The winner of the Swag Bag is llamannerdymom.Thanks to everyone who left comments!
Please contact me at firstname.lastname@example.org.
If I don't hear from you within 3 days, I'll choose another winner.
Having failed in my last attempt to make an exciting book trailer myself, I learned a lot for my next try, with Deliverance: Mortal Path Book 3. Why even consider making a trailer myself? The type of trailer I wanted wasn't the still photo with text overlay that was the least expensive type. The kind I wanted was full of action and music. It would cost up to $3,000, and I would have limited opportunity to make adjustments to it. I like tinkering with things myself, getting everything just the way I want, without having to worry about whether I'm on my third change or my thirtieth. That plus the cash outlay convinced me to try my hand again.
Last time, I made a video with my own video camera and narrated it myself. The lighting was poor, the filming was jittery, I can't believe my voice sounded like that, the script was lame, and there was no action. (If you want to see this trailer, click here--and brace yourself.) I don't display this one on my website - I'm not sure if I ever did.
One of the first things a professional trailer production company wants from the author is a working script. Another reason I hesitated to go to the pros was that I didn't have a script and couldn't seem to come up with one. I seemed to be writing one almost as dialogue between two characters - focused and limited in its representation of the Big Picture.

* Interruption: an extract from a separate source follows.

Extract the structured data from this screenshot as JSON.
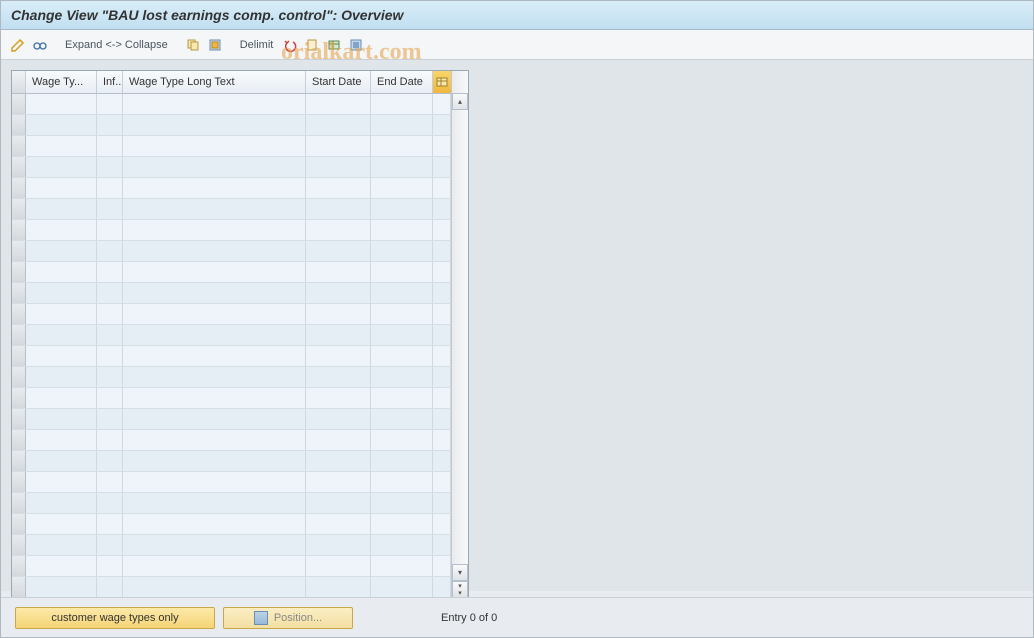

I finally threw out all my drafts of that script and wrote a new one in five minutes. It dealt with concepts rather than details. Shazam! Pictures began forming in my head for the visuals to go with the words. To see how high-level this script is, here is the one that freed me:
Sumerian demons survive to this day
causing chaos, destruction, and death
with the help of Immortal human assassins.
Maliha was an Immortal assassin
until she defied her demon
and became a rogue with a new agenda ...
balancing lives she’s taken with lives saved.
Immortal Jake is Maliha’s true love
or is he?
Maliha’s mortal friend and partner
Maliha must watch him die
or accept a sinister new master.
She’s damned if she does ...
and damned if she doesn’t.
Is there a way out for her?
Notice that it's broken into short lines that are easy to read and dramatic when presented one per "page" of the trailer. This is the first step in making a quality trailer yourself. Each of these lines suggested an image to me (except lines 2 & 3, which go together with the same image). I looked for places to purchase still images, video clips, and music, and ended up using istockphoto.com, which in my opinion has the best selection. (Others are bigstockphoto.com and shutterstock.com, plus many more.) These are media that you purchase a Standard license to use, and don't have to pay any royalties per use.
I used Windows Live Movie Maker, a program that came with Windows 7 and is available as Windows Movie Maker in earlier versions of Windows. You might want to play around with it by using some family photos and text overlays just to get the hang of it. You'll end up with a nice movie you can share, too.
When you select images or video clips that go with your script, you can initially download a "comp" - complimentary - version with a watermark that can be put into place in your trailer to see how you like it before you pay for it. This is very useful! I ended up building my entire trailer, including the music, from comps so I could see how it flowed before buying any of the media. There finally comes a time when you have to lay down your bucks, though, because the watermarks are a dead giveaway that you're using unlicensed media. Before distribution, then, pay for everything and substitute the real stuff in your movie.
In my case, I used Photoshop to crop some of the images, but there are a lot of image processors for simple editing, like Picasa, that will do the job for free. You may end up buying a video clip that runs for a minute and only want to use 20 seconds of it. You can do that kind of editing right in Windows Movie Maker, which allows you to specify how long each image or clip stays visible on the screen.
Ah, music! Wonderful, talented people write original scores (with symphonic performances, no less!) just for movie trailers and I found a perfect match for mine. I ended up buying two trailer productions, one for the main part of my movie and one for the section at the end that I use to display quotes I've obtained for the book. I'm really fussy about music and I found that the variations in volume from one part of my purchased music to another didn't sit right. I used a program called MP3Gain Pro to automatically even out the volume level without losing too much off the top or bottom. The results were terrific, but as I said, I am fussy and you can get along without this step.
Total cost: about $400. Plus some time finding the right images and sound, and learning to use Movie Maker. It was a rewarding project for me and I know I'll confidently tackle making the trailers for my books from now on! And here it is:
Do you make video clips of your own and upload them to YouTube? If so, post your link below! How do you think the trailer turned out? Leave a comment and you'll be entered in a giveaway of my Swag Bag: a tote bag, signed copies of Dark Time and Sacrifice, bookmarks, pens, and magnets. If you want me to be able to contact you if you are the winner, include your email in a disguised way. Otherwise, you'll have to come back and check the top of this post to see if you've won after the deadline. The giveaway ends at midnight CST on February 1st. All my giveaways are international.
Easy Tweet: On @superntrlUnderg Blog: @dakotabanks talks about making a trailer for Deliverance; enter to win a Swag Bag! http://dbanks.me/yHMen3